The family of a man killed by a Greenville Police Department officer in 2019 viewed a video of the incident for a second time on Friday as Greenville officials work to have the case dismissed.
Family members of Sean Rambert Jr. viewed body camera footage from the shooting at the Pitt County District Attorney’s Office on Friday afternoon. Pitt County NAACP President Calvin Henderson confirmed the development at the Pitt County Courthouse while the viewing was taking place at 3:15 p.m.
A wrongful death civil suit filed by Rambert’s parents in February said officer David Johnson never identified himself as a police officer during the early morning episode in July 2019 and failed to utilize non-lethal techniques after Rambert charged him and did not heed commands to get down.
It said video footage from Johnson’s body camera showed he fired four separate volleys at Rambert over 26 seconds. A total of 10 shots were fired hitting him seven times, it said. Rambert, who was not armed, was lying on his back on the ground prior to the last two shots, “clearly struggling to sit up from the serious wounds inflicted by the first three volleys of gunfire.”
The suit said that Rambert was having a schizophrenic episode when he was shot by Johnson. He was 23-years-old.
Rambert was shot after Johnson responded to a call of a breaking and entering attempt in the 2200 block of Brookville Drive, in the Cobblestone neighborhood off of Allen Road. Police at that time said he was shot during a struggle with Johnson.
The civil suit is currently being litigated under U.S. District Judge Louise Flanagan, according to Cate Edwards, attorney for the Rambert family. Edwards said via telephone on Thursday that the defense for Johnson and the City of Greenville has filed a motion for summary judgment following discoveries.
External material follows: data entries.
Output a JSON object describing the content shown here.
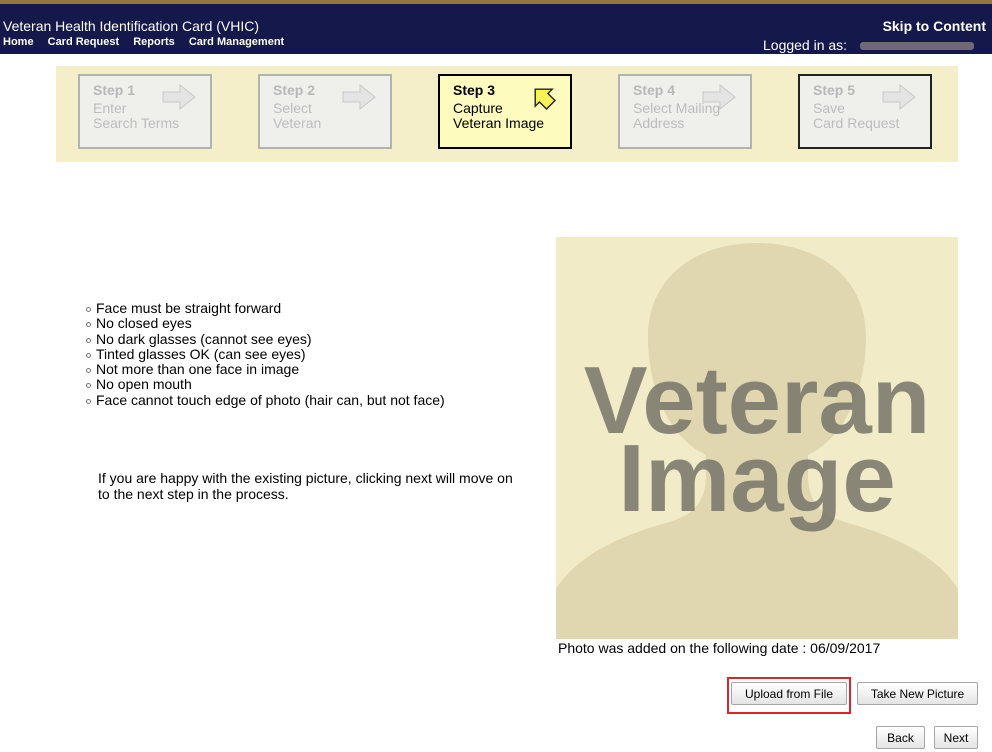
{
  "header": {
    "app_title": "Veteran Health Identification Card (VHIC)",
    "skip_link": "Skip to Content",
    "nav": [
      "Home",
      "Card Request",
      "Reports",
      "Card Management"
    ],
    "logged_in_label": "Logged in as:"
  },
  "steps": [
    {
      "title": "Step 1",
      "line1": "Enter",
      "line2": "Search Terms",
      "active": false,
      "icon": "arrow-right-icon"
    },
    {
      "title": "Step 2",
      "line1": "Select",
      "line2": "Veteran",
      "active": false,
      "icon": "arrow-right-icon"
    },
    {
      "title": "Step 3",
      "line1": "Capture",
      "line2": "Veteran Image",
      "active": true,
      "icon": "arrow-down-icon"
    },
    {
      "title": "Step 4",
      "line1": "Select Mailing",
      "line2": "Address",
      "active": false,
      "icon": "arrow-right-icon"
    },
    {
      "title": "Step 5",
      "line1": "Save",
      "line2": "Card Request",
      "active": false,
      "icon": "arrow-right-icon"
    }
  ],
  "requirements": [
    "Face must be straight forward",
    "No closed eyes",
    "No dark glasses (cannot see eyes)",
    "Tinted glasses OK (can see eyes)",
    "Not more than one face in image",
    "No open mouth",
    "Face cannot touch edge of photo (hair can, but not face)"
  ],
  "instructions": "If you are happy with the existing picture, clicking next will move on to the next step in the process.",
  "photo": {
    "placeholder_line1": "Veteran",
    "placeholder_line2": "Image",
    "caption": "Photo was added on the following date : 06/09/2017"
  },
  "buttons": {
    "upload": "Upload from File",
    "take_picture": "Take New Picture",
    "back": "Back",
    "next": "Next"
  },
  "colors": {
    "header_bg": "#14184a",
    "step_bar_bg": "#f5efc9",
    "active_step_bg": "#fdfcbe",
    "highlight": "#d8262e"
  }
}
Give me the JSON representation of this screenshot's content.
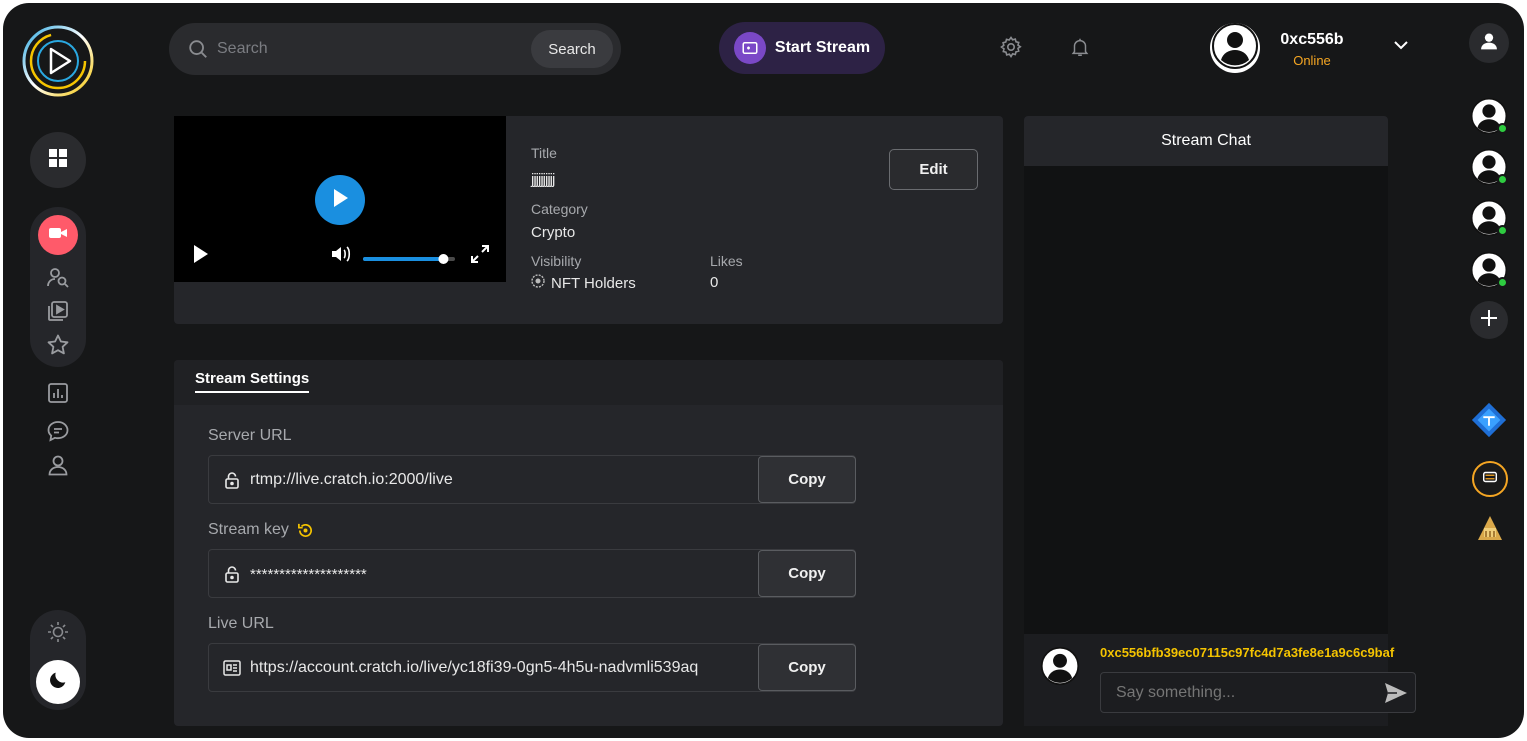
{
  "topbar": {
    "search_placeholder": "Search",
    "search_button": "Search",
    "start_stream": "Start Stream",
    "user_name": "0xc556b",
    "user_status": "Online"
  },
  "video": {
    "volume_fraction": 0.92
  },
  "details": {
    "title_label": "Title",
    "title_value": "jjjjjjjjjj",
    "category_label": "Category",
    "category_value": "Crypto",
    "visibility_label": "Visibility",
    "visibility_value": "NFT Holders",
    "likes_label": "Likes",
    "likes_value": "0",
    "edit_button": "Edit"
  },
  "settings": {
    "tab_label": "Stream Settings",
    "server_url_label": "Server URL",
    "server_url_value": "rtmp://live.cratch.io:2000/live",
    "stream_key_label": "Stream key",
    "stream_key_value": "********************",
    "live_url_label": "Live URL",
    "live_url_value": "https://account.cratch.io/live/yc18fi39-0gn5-4h5u-nadvmli539aq",
    "copy_label": "Copy"
  },
  "chat": {
    "header": "Stream Chat",
    "wallet": "0xc556bfb39ec07115c97fc4d7a3fe8e1a9c6c9baf",
    "input_placeholder": "Say something..."
  },
  "colors": {
    "background": "#161718",
    "card": "#25262a",
    "accent_purple": "#7a48c7",
    "accent_blue": "#1a8fe0",
    "online_orange": "#f5a623",
    "wallet_yellow": "#f5c400",
    "online_dot": "#2ecc40",
    "live_red": "#ff5a6a"
  }
}
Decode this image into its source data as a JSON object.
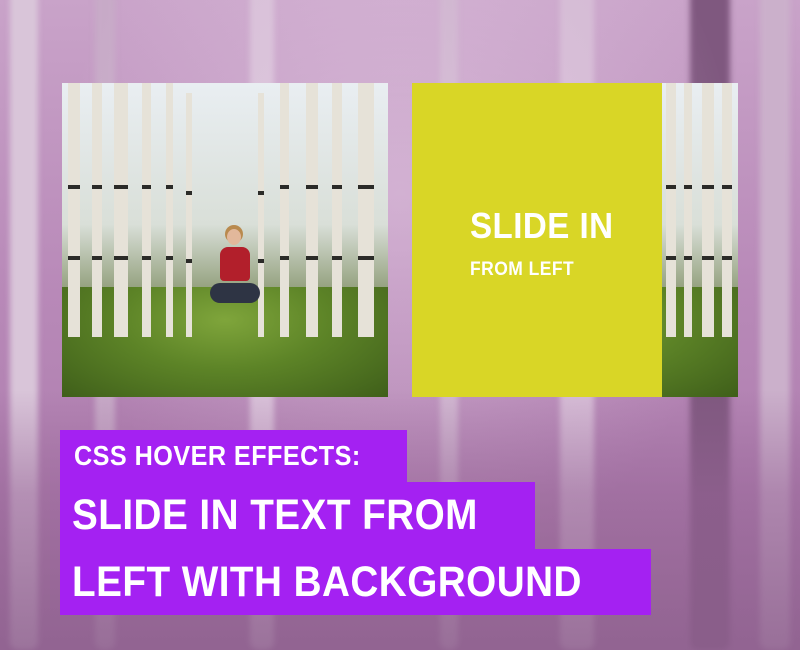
{
  "card": {
    "overlay_title": "SLIDE IN",
    "overlay_subtitle": "FROM LEFT",
    "overlay_color": "#d9d626"
  },
  "headline": {
    "kicker": "CSS HOVER EFFECTS:",
    "line1": "SLIDE IN TEXT FROM",
    "line2": "LEFT WITH BACKGROUND",
    "label_color": "#a421f2"
  },
  "background": {
    "tint": "#b889b8"
  }
}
“The defense argues that evidence came forward saying that plaintiff cannot prove a case in front of a reasonable jury,” Edwards explained. “It is an attempt to have the case dismissed.”
Edwards said the defense hinges on Johnson’s body camera footage being enough to offer him qualified immunity as a law enforcement officer. Qualified immunity was signed into law by the Supreme Court in 1967. According to Cornell Law School’s Legal Information Institute, qualified immunity is a type of legal immunity granting a government official protection from lawsuits alleging that the official violated a plaintiff’s rights, only allowing suits where officials violated a “clearly established” statutory or constitutional right.
When determining whether a right was clearly established, courts consider whether a hypothetical reasonable official would have known that the defendant’s conduct violated the plaintiff’s rights.
Edwards said that she considers qualified immunity a hot topic. As of now, she and Rambert’s family have not presented evidence. Only the body cam footage and altered versions of it have been presented. Judge Flanagan is also allowing Johnson’s deposition by the State Bureau of Investigation following the shooting to be brought forth.
“Part of the problem in qualified immunity is a defendant can question even being litigated,” Edwards said. “The officer is attempting to escape the litigation process.”
Edwards said that there could be a hearing prior to Flanagan ruling on the motion for summary judgement. A hearing has been held on the motion to stay discoveries in the case.
Attempts to seek comment from the Greenville City Attorney’s Office were unsuccessful.